━━━ EXTRACTED DATA ━━━

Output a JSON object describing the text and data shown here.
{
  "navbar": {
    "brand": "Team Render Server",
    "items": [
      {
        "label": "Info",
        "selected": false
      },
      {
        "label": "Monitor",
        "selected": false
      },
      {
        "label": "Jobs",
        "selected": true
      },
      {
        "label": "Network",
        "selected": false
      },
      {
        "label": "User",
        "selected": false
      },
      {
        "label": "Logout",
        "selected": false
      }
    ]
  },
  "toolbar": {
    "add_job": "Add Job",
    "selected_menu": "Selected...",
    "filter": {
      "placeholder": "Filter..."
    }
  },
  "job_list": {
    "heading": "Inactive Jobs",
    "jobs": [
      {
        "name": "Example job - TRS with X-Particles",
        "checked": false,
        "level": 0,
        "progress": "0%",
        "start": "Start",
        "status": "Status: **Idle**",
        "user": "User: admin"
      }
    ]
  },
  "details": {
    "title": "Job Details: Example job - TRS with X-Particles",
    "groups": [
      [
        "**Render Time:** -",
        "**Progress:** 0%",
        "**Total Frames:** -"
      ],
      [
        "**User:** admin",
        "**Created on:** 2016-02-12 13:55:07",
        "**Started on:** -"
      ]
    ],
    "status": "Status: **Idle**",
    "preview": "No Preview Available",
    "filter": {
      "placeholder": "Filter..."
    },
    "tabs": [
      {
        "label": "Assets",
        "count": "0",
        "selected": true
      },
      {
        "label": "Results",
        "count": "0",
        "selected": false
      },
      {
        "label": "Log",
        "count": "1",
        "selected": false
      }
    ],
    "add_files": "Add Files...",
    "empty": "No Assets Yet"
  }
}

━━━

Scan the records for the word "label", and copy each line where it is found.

▶ RESPONSE TO THIS EXERCISE:
        "label": "Info",
        "label": "Monitor",
        "label": "Jobs",
        "label": "Network",
        "label": "User",
        "label": "Logout",
        "label": "Assets",
        "label": "Results",
        "label": "Log",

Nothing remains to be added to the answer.